Running a small healthcare practice isn’t easy, but nearly half of physicians (45.9 percent) think the extra work is worth it. That’s the percent of doctors who own a healthcare practice, according to the American Medical Association.
In time for National Mom and Pop Business Owners Day on March 28, here’s a look at some of the hurdles physician-owners face.
Common challenges of running an independent healthcare practice
1. Lack of time and expertise for medical marketing
You want to spend your workday helping patients, not focusing on marketing tasks. However, if your peers at other practices make medical marketing a priority, patients may be less likely to choose your practice if you don’t do the same.
For example, 70 percent of companies actively invest in content marketing, according to HubSpot. Another 74 percent actively invest in social media marketing and about 64 percent actively invest time in search engine optimization.
It’s important to have a comprehensive medical marketing plan that covers all the bases — i.e. SEO, social media, blogging, advertising, etc. You likely don’t have time the time or expertise to manage this on your own, so consider delegating these responsibilities to an internal marketing professional or a third party.
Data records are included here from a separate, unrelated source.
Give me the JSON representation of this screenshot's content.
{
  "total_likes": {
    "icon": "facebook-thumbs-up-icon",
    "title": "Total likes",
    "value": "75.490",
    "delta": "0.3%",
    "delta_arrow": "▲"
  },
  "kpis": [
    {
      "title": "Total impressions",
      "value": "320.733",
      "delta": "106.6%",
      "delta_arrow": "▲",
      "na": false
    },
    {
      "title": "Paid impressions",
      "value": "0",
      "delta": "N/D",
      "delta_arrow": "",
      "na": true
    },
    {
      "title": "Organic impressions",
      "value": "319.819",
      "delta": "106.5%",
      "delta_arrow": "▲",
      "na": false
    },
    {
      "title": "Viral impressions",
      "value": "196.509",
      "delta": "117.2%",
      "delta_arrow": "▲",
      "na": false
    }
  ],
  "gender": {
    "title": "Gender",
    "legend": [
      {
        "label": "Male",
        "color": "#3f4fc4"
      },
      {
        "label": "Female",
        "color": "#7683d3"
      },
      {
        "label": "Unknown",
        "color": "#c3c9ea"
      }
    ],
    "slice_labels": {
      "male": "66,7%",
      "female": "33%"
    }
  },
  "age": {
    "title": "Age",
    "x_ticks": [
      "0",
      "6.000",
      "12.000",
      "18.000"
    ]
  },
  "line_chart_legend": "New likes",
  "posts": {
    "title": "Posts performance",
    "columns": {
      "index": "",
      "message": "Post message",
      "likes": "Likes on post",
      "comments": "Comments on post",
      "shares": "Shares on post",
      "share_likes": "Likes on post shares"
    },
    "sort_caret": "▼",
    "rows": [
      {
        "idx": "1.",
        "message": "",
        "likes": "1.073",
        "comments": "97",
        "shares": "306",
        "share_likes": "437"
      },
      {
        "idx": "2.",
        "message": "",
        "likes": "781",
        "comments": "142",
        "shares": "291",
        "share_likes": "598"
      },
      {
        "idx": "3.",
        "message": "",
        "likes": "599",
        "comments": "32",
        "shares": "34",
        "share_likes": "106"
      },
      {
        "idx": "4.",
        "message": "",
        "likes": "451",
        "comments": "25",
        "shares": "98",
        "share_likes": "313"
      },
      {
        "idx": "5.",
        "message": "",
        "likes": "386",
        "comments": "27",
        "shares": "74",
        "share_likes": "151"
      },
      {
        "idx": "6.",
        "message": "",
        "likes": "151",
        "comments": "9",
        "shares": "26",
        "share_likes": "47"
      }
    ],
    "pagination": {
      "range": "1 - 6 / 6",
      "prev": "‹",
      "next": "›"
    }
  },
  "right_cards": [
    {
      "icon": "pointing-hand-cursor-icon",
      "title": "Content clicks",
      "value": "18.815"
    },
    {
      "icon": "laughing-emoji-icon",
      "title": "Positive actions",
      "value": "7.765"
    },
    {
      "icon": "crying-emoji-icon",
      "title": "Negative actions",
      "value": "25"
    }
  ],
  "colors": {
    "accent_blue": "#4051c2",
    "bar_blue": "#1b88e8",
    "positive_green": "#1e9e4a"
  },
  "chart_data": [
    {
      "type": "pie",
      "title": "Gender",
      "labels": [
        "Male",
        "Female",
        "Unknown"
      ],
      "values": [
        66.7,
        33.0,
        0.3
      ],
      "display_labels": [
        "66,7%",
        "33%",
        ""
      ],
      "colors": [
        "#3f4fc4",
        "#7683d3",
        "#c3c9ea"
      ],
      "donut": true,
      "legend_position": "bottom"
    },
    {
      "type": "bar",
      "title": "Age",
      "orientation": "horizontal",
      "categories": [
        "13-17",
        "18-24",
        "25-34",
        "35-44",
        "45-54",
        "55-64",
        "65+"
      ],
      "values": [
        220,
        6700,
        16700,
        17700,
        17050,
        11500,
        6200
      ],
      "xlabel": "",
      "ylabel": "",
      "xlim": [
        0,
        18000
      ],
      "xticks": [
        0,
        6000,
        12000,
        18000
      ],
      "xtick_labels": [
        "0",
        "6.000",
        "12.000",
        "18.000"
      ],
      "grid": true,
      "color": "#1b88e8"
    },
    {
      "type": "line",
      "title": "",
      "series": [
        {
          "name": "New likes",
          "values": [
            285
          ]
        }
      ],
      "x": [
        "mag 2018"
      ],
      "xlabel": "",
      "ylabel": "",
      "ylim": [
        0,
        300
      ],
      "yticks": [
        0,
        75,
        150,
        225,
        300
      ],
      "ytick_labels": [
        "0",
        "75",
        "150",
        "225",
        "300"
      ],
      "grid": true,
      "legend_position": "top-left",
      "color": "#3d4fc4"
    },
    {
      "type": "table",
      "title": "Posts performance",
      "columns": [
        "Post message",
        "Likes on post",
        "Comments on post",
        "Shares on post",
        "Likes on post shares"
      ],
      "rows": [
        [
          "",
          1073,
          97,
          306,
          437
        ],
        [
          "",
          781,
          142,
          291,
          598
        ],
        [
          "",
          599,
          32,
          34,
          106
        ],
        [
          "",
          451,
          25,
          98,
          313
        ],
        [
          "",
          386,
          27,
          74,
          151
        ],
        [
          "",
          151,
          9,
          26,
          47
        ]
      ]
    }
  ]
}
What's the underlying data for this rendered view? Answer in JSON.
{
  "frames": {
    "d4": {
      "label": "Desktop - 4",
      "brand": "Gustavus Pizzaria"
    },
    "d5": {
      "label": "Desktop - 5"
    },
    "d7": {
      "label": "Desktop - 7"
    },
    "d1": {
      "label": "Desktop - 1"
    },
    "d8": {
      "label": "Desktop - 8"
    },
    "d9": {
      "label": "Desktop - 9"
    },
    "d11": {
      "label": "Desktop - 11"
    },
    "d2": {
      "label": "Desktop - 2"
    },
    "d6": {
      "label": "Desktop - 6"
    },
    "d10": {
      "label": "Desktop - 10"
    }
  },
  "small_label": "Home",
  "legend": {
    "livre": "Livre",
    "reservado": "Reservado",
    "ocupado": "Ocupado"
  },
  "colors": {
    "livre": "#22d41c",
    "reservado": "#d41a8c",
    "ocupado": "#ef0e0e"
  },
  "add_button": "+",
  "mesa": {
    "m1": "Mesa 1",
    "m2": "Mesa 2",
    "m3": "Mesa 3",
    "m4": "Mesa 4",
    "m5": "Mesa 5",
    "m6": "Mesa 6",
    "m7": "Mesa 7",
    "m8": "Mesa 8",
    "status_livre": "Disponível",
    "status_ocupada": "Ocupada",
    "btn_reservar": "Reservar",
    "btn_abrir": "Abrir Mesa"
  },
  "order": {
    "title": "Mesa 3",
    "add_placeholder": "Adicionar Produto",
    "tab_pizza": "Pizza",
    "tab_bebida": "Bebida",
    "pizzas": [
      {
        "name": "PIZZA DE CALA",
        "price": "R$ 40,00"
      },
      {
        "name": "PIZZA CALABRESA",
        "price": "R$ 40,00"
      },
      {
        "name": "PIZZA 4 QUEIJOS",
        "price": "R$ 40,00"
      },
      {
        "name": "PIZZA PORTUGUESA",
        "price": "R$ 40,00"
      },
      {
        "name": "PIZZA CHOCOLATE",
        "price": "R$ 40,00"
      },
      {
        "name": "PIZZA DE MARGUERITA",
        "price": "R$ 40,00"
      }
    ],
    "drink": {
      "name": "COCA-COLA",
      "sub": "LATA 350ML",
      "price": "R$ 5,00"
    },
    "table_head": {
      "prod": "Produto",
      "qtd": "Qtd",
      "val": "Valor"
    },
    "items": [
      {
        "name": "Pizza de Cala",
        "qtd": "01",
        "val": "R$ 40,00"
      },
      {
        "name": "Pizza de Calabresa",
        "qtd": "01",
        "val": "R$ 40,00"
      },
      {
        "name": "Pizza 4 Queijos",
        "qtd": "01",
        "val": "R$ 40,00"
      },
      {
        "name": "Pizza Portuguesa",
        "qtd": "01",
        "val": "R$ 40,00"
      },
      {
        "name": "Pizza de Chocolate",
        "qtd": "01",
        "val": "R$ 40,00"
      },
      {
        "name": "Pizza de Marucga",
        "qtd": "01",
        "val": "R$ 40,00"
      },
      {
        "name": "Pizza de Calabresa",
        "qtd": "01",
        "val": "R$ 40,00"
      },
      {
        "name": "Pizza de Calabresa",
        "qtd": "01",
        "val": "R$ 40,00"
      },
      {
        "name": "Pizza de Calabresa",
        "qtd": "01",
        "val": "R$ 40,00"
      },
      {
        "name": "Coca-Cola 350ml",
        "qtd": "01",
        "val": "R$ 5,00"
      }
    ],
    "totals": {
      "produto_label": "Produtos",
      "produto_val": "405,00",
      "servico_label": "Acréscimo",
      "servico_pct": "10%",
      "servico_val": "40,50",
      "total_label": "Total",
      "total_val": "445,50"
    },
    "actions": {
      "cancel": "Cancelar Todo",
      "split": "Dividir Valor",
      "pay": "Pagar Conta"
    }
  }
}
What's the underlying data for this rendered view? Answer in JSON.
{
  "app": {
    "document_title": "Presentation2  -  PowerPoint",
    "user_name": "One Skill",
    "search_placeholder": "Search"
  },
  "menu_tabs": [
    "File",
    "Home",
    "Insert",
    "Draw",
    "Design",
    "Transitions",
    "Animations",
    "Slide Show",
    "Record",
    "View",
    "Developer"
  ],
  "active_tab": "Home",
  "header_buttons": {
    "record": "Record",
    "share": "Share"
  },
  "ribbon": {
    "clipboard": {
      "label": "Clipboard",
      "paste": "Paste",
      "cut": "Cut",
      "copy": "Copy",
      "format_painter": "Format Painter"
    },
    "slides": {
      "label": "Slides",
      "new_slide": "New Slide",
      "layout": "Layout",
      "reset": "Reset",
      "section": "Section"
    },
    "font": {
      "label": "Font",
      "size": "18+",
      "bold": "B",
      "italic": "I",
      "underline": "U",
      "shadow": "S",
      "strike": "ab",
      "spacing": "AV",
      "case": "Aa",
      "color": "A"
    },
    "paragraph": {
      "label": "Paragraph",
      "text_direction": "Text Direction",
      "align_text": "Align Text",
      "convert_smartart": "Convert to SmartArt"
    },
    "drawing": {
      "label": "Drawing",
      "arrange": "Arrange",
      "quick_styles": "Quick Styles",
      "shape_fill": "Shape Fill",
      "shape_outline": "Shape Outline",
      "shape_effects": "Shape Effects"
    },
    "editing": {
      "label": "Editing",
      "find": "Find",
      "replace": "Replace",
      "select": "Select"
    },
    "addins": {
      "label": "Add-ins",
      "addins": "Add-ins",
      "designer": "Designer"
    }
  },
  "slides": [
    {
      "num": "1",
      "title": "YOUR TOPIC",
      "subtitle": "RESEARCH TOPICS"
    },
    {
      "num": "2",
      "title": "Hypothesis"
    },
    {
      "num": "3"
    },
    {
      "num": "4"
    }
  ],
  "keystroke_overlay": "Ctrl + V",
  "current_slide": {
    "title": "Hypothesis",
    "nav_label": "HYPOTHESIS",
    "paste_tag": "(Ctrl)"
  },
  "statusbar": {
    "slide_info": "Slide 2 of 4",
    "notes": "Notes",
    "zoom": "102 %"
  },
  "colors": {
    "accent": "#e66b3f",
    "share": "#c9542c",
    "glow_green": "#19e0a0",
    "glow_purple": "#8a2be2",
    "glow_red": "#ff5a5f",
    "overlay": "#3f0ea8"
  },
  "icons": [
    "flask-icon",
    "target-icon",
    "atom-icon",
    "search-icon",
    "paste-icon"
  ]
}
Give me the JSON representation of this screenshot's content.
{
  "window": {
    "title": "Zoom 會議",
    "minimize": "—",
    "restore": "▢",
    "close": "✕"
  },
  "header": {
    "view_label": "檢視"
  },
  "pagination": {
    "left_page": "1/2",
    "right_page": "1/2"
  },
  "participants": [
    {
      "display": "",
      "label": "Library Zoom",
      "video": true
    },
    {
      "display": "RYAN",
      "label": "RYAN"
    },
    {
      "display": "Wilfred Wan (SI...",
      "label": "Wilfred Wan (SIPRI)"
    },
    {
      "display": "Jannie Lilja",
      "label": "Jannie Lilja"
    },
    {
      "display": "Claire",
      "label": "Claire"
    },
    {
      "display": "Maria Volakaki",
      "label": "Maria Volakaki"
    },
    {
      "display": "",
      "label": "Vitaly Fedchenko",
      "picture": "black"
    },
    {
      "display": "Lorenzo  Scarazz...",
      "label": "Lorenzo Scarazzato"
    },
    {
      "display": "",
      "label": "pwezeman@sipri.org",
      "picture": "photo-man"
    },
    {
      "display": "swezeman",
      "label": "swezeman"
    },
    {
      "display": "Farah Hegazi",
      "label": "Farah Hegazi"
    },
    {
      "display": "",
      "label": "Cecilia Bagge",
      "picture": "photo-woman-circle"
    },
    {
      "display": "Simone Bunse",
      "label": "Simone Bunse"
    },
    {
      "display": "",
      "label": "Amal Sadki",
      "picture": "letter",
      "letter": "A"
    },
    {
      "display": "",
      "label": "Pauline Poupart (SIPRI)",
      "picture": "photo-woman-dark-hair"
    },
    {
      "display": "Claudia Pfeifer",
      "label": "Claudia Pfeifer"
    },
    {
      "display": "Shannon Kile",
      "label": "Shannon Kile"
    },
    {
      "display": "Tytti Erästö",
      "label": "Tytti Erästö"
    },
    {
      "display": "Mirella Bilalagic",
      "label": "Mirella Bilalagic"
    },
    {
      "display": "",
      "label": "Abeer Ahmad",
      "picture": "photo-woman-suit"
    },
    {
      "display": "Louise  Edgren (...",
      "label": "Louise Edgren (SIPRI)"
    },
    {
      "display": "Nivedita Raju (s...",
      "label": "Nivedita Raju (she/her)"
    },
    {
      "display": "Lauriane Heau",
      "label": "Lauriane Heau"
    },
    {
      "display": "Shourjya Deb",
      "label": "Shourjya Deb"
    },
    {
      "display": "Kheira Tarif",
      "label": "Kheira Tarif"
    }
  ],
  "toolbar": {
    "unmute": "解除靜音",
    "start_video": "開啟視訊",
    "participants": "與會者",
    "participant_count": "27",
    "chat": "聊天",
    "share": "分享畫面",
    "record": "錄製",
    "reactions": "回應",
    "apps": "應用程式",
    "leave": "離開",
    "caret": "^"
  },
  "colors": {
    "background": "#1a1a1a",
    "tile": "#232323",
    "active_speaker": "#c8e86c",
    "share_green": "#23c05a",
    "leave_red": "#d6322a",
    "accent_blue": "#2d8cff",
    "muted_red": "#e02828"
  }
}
You might like: 5 free medical practice marketing ideas
2. Minimal work-life balance
Working as a physician is always demanding, but it can be even more challenging when you own a healthcare practice. When you do not have a corporate structure or any partners to help manage the workload, it’s easy to become overworked.
Not surprisingly, 36 percent of office-based solo practitioners are burned out, according to Medscape. Generally speaking, 55 percent of all physicians claim too many bureaucratic tasks contribute to their burnout and another 33 percent blame too many hours at work.
If you’re suffering from physician burnout, take a careful look at how you’re spending your time each day. You might not be able to do much about the amount of time you’re seeing patients, but you can seek help with administrative tasks, so you’re able to achieve a healthier work-life balance.
3. Cash flow issues
Your small healthcare practice needs to remain profitable to keep the lights on and continue providing the level of care your patients deserve. However, this is often easier said than done, as things like collecting payments — from both patients and insurance companies — declining reimbursements, and practice expenses can make this a challenge.
For example, medical malpractice insurance premiums can be very costly. Prices vary by specialty and location, but physicians specializing in internal medicine in Connecticut realized average annual premiums of $34,700 in 2017, according to the AMA. Significantly higher, those specializing in obstetrics/gynecology in New York’s Nassau and Suffolk counties paid $214,999 that same year.
Finding a solution to this problem is certainly easier said than done. However, it’s important to have a solid budget in place, along with goals for practice growth and a plan of action to achieve them.
4. Hiring the right people
Chances are, your small medical practice has at least a few employees that keep it running smoothly. As your practice grows and/or employees move on to their next ventures, you’re forced to hire new team members.
This is no small matter, as the average cost per hire is $4,129, according to the Society for Human Resource Management. Additionally, the average time it takes to fill a position is 42 days.
Clearly, making a hiring mistake is costly, so it’s important to choose carefully. Requesting referrals from employees and your network can help you make better hires. Staffing firms can also help you fill the gaps in the interim, so you can avoid the stress of being short-staffed.
Read: How many office staff does my healthcare practice need?
5. Lack of patient retention
You want everyone you treat to become a loyal patient, but people have plenty of options. If they have a negative experience with your practice, they probably won’t return — unless you make things right.
Asking patients to provide feedback is an important way to learn where you stand. In fact, when practices address a patient’s negative online feedback, patient satisfaction levels roughly double to 99 percent, according to PatientPop.
Of course, a poor experience with your practice isn’t the only reason patients move on to your competition. For example, 77 percent of patients seek out providers who offer the ability to request prescription refills electronically, according to Accenture.
Requesting feedback after each visit also allows you to learn what more you could be doing to increase patient satisfaction. This gives you the opportunity to enhance your offerings before people decide to head elsewhere.
Managing a small healthcare practice is hard work, but it’s worth it. The secret to lasting success is knowing when to ask for help — for example, with medical marketing tasks — because you can’t do it all on your own.
Up next: What your healthcare practice can learn from telemedicine companies